Huang: Taking a little bit of a different path now, in America we are going through some difficult times socially and politically. What responsibility do you think musicians have in society right now and do you think music has a political responsibility in current times or when Chopin was writing his pieces? And are there specific pieces that come to mind when talking about sending messages to audiences in general?

Lisiecki: One thing that is important to note today in the landscape that we live in is that people are incredibly divided. And I think music has the power, the ability, to unite, to bring people together. For that reason, I think music should stay apolitical; at least, I think musicians should. Expressing active and loud political agendas is abusing the power that they have, that was given to them, through music, which is something so beautiful and so surreal and has such more important powers than pushing a political agenda. So, no matter what your beliefs are, no matter what your views are, a concert hall is a place where that doesn’t matter. It doesn’t make any difference and that’s a place where we can all suddenly come together again, without fighting, without bickering, without the unpleasantness of real life and I think it’s also an incredible escape. We are always bombarded with information, something that’s truer today than ever before, where you can’t really get away from these things that are happening, some of them good of course, but a lot of them bad and the concert hall is a reprieve from that. It’s a place where you enter and suddenly the outside world dissipates, it holds so much power, this music that we interpret, that if it’s a great concert, I hope that the audience will forget what is going on outside and that I think is the responsibility of a musician. Of course, in Chopin’s time, Chopin did make political statements with his music, but it was rather different. Poland was, at the time, occupied by other powers, it didn’t exist as a country. Chopin’s political statements were not so much on the preference of how to guide the country, but to actually have the country exist period. And for that it was very nationalistic political agenda in Chopin’s case.
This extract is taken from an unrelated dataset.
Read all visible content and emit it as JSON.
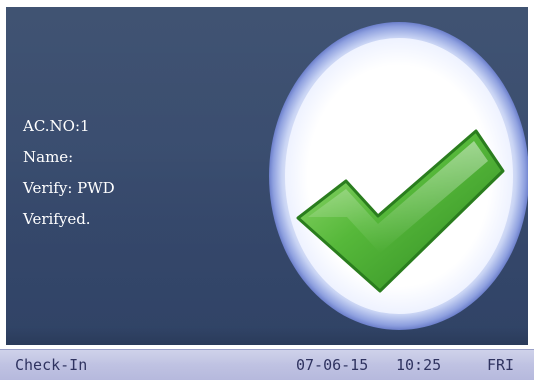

Karissa Huang is a ­­­producer for WHRB Classical. You can hear Jan Lisiecki’s performance of Chopin’s first concerto with the Boston Symphony Orchestra from April 19th through April 21st.

Tickets can be purchased here: https://www.bso.org/Performance/Detail/88664